Scotland: The REAL Story

By Shlomo  Maital  


  The Scottish flag, chosen by the Scottish Parliament in 2003 (yes, there is such a thing)  is very beautiful; it forms part of the flag of the United Kingdom and Northern Ireland.  (There was a huge debate over the precise color of blue). 

 Today the Scots are voting on independence.  The vote is very close.  It is roughly even.  Some 4.2 million Scots men and women have registered to vote, or 97 per cent of the voting age population aged 16 and over (yes, 16 and 17 year olds can vote!).   It is expected that at least 80 percent will vote. I predict the ‘no’s’ will win, by a small margin. 

   There is fierce controversy. UK Prime Minister David Cameron predicts apocalypse, catastrophe, if the vote is “yes”.  And just a one-vote margin in favor of yes will do the trick.   There are many who favor a ‘yes’ vote and independence, predicting utopia.

    Where does the truth lie?

     Smack in between. The truth is, it makes almost no difference whether Scotland is an independent nation or remains a part of the UK.

    Why?     If “yes”,  it will retain the British currency, the pound, trade with Britain, remain part of the EU… basically nothing of importance will change.  What will change is that Scotland will be formally, nominally and independent country.  So?  Who cares what you call it?   What matters to the people of Scotland is their wellbeing and standard of living.  And that simply will not change.

    So, don’t believe the hysteria.  Neither ‘yes’ nor ‘no’ vote hysteria is right.

     Scotland is part of a broader geopolitical picture – the fact that increasingly politics is local, while business is global. The reason is, many regions feel they can do better without the burden of the lazy bureaucrats in the central government.  And there is some evidence. Slovenia divorced Yugoslavia, just in the nick of time, and has done super-well.  Bangla Desh divorced Pakistan, and has not done so well, though arguably better than Pakistan.  Quebec did NOT divorce itself from Canada; if it had, it would really not have mattered, business would have remained global (Canada wide).  

     What about Scotland’s vast oil wealth? It’s not really wealth; it is leased by big oil and Scotland gets royalties, not that much, because this oil is among the most expensive in the world to pump from under the sea.   What about Britain’s nuclear naval base in Scotland?  It won’t change; it will be leased.  Who owns the RAF jet fighters based in Scotland?  Well, who the heck cares?

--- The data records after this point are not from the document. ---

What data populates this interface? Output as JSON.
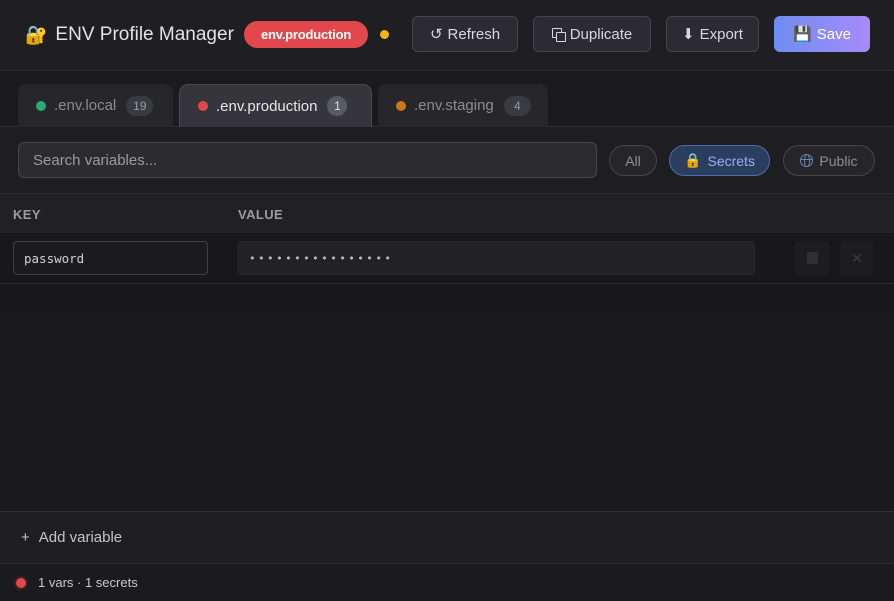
{
  "header": {
    "app_title": "ENV Profile Manager",
    "active_env_badge": "env.production",
    "buttons": {
      "refresh": "Refresh",
      "duplicate": "Duplicate",
      "export": "Export",
      "save": "Save"
    },
    "status_color": "#f2b21c"
  },
  "tabs": [
    {
      "label": ".env.local",
      "count": "19",
      "dot_color": "#2aa876",
      "active": false
    },
    {
      "label": ".env.production",
      "count": "1",
      "dot_color": "#e0484d",
      "active": true
    },
    {
      "label": ".env.staging",
      "count": "4",
      "dot_color": "#c9781e",
      "active": false
    }
  ],
  "filter": {
    "search_placeholder": "Search variables...",
    "pills": {
      "all": "All",
      "secrets": "Secrets",
      "public": "Public"
    },
    "selected": "Secrets"
  },
  "table": {
    "columns": {
      "key": "KEY",
      "value": "VALUE"
    },
    "rows": [
      {
        "key": "password",
        "value": "••••••••••••••••",
        "is_secret": true
      }
    ]
  },
  "add_variable_label": "Add variable",
  "status_bar": {
    "summary": "1 vars · 1 secrets",
    "indicator_color": "#e0484d"
  },
  "colors": {
    "accent": "#8a8cf5",
    "danger": "#e0484d",
    "warning": "#f2b21c"
  }
}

     Let the politicians on both sides babble on.  Business, trade, economics are global. They disregard borders these days.  So whether or not there is an imaginary border between Scotland and England matters not at all.